Dark patterns are a popular design topic but defining them can be difficult. That’s because they’ve become so prevalent that many have been adopted as design conventions. It’s crucial to understand these manipulative techniques in order to create ethical products that enhance customer trust.
As designers we use our expertise to create user experiences that are practical and intuitive. This often means using persuasive design patterns to encourage customers toward decisions that benefit our clients, such as completing purchases or upgrading services. Persuasive patterns may include creating a sense of scarcity, using social proof to amplify trustworthiness, and rewarding customers to instill a feeling of accomplishment.
Persuasion is a positive feature of effective design, as long as it helps customers achieve what they want to achieve. But things go dark when design patterns do the opposite, pushing customers to make decisions that violate their intentions or best interests.
What Are Dark Patterns?
Put simply, dark patterns are carefully crafted interfaces that trick people into making decisions or performing actions that they otherwise would not. Dark patterns can range from subtle omissions to outright lies, but what they all have in common is that they undermine users’ intentions and cost them time or money they never meant to spend.
The Problem With Dark Patterns
Dark patterns exploit human psychology for the sole purpose of encouraging people to act against their best interests. This is unethical and can be illegal. A 2019 report from Princeton University revealed the prevalence of dark patterns. The researchers analyzed about 53,000 product pages from 11,000 shopping websites and found that 11% of the sites surveyed featured dark patterns that were aggressive, misleading, deceitful, and potentially unlawful.
Dark patterns make customers unhappy and cause them to lose trust in a business. According to PwC, a majority of customers said that the customer experience was one of the most important factors in their decision to buy. Dark patterns equal bad customer experience. Bad customer experience equals loss of customers. It’s that simple.
How Designers Can Push Back
As designers, it’s our job to help clients understand what dark patterns are and why it’s unwise to use them. For example, a client may think they can increase customer retention and profits by making it difficult for users to cancel their subscriptions.
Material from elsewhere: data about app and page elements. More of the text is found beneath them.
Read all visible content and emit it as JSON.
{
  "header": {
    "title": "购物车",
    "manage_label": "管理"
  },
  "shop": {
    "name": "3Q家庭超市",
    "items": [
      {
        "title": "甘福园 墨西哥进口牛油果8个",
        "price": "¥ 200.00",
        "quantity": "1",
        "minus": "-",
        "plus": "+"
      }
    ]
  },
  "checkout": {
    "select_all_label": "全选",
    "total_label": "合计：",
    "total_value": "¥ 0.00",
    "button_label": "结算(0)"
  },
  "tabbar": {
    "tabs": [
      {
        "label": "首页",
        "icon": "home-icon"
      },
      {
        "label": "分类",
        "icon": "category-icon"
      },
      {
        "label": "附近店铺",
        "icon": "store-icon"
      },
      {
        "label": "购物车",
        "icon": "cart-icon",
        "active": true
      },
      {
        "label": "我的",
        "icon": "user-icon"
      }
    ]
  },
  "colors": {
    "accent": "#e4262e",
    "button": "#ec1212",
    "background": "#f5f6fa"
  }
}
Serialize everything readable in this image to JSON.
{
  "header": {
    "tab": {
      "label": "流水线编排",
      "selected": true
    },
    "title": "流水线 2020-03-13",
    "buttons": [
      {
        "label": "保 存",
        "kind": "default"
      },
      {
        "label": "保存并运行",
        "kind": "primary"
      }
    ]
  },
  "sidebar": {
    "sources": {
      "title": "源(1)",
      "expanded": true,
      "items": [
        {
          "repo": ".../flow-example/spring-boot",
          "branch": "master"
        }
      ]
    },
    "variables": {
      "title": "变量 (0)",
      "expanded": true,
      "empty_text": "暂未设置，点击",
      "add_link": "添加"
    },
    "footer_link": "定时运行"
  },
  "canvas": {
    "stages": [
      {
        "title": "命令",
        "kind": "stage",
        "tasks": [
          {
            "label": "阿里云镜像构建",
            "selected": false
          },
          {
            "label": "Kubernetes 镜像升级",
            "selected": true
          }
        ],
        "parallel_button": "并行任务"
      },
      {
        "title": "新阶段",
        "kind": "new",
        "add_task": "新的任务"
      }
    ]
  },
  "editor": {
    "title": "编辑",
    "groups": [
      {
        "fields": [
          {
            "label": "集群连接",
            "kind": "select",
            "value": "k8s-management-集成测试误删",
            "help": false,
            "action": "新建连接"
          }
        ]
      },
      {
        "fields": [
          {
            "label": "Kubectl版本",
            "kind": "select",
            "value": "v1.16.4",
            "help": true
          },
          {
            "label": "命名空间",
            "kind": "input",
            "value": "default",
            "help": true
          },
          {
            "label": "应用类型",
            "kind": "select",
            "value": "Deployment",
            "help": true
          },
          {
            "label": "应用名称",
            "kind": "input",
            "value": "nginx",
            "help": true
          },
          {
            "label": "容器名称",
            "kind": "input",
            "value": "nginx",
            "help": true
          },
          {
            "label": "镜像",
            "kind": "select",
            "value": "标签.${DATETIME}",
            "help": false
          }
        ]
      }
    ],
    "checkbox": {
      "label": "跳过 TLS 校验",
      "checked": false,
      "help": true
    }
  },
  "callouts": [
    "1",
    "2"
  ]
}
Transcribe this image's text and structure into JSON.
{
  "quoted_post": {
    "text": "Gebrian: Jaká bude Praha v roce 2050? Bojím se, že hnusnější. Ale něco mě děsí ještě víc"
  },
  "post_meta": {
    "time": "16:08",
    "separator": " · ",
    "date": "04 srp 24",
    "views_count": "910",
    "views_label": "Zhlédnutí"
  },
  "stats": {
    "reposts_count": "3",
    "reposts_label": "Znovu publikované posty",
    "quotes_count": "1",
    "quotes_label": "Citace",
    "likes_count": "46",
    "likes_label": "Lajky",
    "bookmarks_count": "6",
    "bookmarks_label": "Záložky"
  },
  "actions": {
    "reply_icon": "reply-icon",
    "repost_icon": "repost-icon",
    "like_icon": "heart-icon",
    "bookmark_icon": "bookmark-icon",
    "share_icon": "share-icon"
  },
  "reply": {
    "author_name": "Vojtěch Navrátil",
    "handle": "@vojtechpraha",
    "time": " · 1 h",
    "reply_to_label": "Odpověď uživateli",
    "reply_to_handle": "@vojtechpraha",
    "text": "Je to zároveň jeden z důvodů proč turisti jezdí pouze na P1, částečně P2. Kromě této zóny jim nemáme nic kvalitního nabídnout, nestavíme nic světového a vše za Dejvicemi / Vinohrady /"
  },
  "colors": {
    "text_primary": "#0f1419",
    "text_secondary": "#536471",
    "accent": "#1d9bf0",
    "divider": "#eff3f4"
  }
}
In this scenario, it’s the designer’s responsibility to push back and explain that this tactic will likely lead to frustration and negative reviews instead.
Designers should always advocate for transparent user experiences that give customers the power to make their own decisions. Balancing business goals with great user experience can be difficult, but dark patterns are never the answer.
In order to remain ethical, designers can ask these questions:
- Does this design have the customer’s best interest in mind?
- If I were the customer, would I feel that I’m being treated honestly?
- Could this design pattern damage my client’s reputation?
- Is this design unlawful?
Ethical Alternatives to Dark Patterns
This UX infographic illustrates 13 of the most common and annoying patterns that are encountered on the web and suggests replacements. It should be noted that while these patterns are often used individually, they’re also often used in combinations.